Required work = In the records that come next, find every line with "text". Return those lines.

(Items from an interface collection)
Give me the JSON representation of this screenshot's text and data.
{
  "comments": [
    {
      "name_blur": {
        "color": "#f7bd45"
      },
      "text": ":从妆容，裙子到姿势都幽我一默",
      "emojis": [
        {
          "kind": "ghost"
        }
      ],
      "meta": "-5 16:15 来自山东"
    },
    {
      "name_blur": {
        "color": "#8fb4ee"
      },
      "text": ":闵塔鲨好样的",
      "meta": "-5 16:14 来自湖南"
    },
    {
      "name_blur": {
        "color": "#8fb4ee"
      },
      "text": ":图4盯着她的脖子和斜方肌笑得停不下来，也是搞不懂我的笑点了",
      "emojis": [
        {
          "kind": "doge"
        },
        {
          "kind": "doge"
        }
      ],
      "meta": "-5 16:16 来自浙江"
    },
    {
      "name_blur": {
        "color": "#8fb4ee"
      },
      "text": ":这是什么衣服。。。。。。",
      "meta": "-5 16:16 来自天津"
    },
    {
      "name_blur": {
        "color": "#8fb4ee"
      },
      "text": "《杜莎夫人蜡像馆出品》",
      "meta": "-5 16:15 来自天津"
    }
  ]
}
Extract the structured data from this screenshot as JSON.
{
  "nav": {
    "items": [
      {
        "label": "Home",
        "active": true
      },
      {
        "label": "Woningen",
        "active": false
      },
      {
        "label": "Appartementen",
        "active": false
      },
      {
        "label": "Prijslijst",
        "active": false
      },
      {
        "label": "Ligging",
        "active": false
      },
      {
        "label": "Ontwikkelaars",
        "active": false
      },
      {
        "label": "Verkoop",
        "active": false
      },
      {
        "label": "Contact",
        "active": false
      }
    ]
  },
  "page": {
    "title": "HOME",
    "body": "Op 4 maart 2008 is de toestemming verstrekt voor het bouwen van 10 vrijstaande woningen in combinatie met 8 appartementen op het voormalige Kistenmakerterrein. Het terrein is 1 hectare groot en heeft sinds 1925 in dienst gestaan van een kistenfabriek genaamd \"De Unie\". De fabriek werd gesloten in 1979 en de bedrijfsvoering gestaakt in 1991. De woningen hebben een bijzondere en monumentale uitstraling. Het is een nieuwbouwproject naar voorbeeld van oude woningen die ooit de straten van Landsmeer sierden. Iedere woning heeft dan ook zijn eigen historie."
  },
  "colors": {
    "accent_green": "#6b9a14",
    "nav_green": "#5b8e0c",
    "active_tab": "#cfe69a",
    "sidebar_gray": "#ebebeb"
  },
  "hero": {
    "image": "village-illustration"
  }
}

Task solution =
Give me the JSON representation of this screenshot's text and data.
      "text": ":从妆容，裙子到姿势都幽我一默",
      "text": ":闵塔鲨好样的",
      "text": ":图4盯着她的脖子和斜方肌笑得停不下来，也是搞不懂我的笑点了",
      "text": ":这是什么衣服。。。。。。",
      "text": "《杜莎夫人蜡像馆出品》",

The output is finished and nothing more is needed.